• [YOUR INSTRUCTIONS] Could you please find each line in the records that contains the word "expanded" and copy it?

========

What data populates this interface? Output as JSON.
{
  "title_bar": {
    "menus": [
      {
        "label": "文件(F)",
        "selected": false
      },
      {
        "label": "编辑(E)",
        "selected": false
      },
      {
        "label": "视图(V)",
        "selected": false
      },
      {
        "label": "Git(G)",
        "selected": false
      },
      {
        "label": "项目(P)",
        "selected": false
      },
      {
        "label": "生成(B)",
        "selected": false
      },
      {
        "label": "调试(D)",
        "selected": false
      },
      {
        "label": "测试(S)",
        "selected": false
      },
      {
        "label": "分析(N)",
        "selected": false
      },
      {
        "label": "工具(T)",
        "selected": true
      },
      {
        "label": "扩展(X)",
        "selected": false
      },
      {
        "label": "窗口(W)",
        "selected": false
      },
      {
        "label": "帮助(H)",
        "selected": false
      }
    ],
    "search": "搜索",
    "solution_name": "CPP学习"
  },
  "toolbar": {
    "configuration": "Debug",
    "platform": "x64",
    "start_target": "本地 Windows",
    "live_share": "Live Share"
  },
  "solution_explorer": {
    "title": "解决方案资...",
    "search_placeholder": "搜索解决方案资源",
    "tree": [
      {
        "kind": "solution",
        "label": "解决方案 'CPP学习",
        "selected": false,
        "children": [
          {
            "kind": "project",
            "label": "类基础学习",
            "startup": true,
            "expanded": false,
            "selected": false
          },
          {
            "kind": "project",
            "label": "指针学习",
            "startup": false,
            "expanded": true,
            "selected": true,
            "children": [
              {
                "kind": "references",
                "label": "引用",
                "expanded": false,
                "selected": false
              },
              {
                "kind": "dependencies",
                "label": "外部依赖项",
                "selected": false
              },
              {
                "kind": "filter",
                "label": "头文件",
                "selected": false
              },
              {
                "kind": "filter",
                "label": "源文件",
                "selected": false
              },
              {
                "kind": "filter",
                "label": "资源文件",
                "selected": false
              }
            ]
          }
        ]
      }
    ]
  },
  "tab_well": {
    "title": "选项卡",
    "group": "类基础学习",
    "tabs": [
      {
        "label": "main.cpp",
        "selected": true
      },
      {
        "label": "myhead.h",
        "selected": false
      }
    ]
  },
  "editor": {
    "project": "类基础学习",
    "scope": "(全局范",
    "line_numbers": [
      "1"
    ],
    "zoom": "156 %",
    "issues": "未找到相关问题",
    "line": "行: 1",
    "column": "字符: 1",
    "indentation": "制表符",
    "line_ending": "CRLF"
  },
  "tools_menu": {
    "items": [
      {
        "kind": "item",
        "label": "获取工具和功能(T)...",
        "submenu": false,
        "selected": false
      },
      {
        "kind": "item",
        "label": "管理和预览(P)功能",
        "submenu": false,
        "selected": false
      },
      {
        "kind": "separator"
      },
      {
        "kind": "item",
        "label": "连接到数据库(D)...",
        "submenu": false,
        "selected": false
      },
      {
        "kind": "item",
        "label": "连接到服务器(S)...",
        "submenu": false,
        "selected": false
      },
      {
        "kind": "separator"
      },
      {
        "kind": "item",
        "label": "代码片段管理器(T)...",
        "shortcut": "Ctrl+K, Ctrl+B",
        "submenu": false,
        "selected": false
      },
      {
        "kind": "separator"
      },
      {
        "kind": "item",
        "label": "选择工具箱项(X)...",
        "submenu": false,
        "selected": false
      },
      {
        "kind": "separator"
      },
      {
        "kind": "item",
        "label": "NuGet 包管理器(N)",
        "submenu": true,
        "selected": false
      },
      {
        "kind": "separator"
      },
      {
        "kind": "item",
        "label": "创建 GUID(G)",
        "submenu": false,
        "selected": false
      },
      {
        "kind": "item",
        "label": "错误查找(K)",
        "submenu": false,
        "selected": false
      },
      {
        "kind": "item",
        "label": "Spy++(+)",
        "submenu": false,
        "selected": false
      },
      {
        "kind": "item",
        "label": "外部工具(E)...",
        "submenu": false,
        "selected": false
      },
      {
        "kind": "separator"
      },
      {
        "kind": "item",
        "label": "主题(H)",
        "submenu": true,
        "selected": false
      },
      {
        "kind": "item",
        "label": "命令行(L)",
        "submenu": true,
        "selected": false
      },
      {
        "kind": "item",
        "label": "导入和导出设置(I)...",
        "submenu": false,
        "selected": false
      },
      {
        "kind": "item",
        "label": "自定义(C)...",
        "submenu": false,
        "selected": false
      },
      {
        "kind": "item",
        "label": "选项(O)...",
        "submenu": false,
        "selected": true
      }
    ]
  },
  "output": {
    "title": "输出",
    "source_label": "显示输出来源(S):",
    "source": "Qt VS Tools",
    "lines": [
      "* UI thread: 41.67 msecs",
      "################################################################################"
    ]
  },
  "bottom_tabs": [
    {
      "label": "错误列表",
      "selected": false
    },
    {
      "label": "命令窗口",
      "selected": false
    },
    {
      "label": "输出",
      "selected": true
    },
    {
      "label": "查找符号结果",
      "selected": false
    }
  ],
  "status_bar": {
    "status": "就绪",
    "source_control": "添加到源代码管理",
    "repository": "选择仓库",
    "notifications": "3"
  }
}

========

• [REPLY]
            "expanded": false,
            "expanded": true,
                "expanded": false,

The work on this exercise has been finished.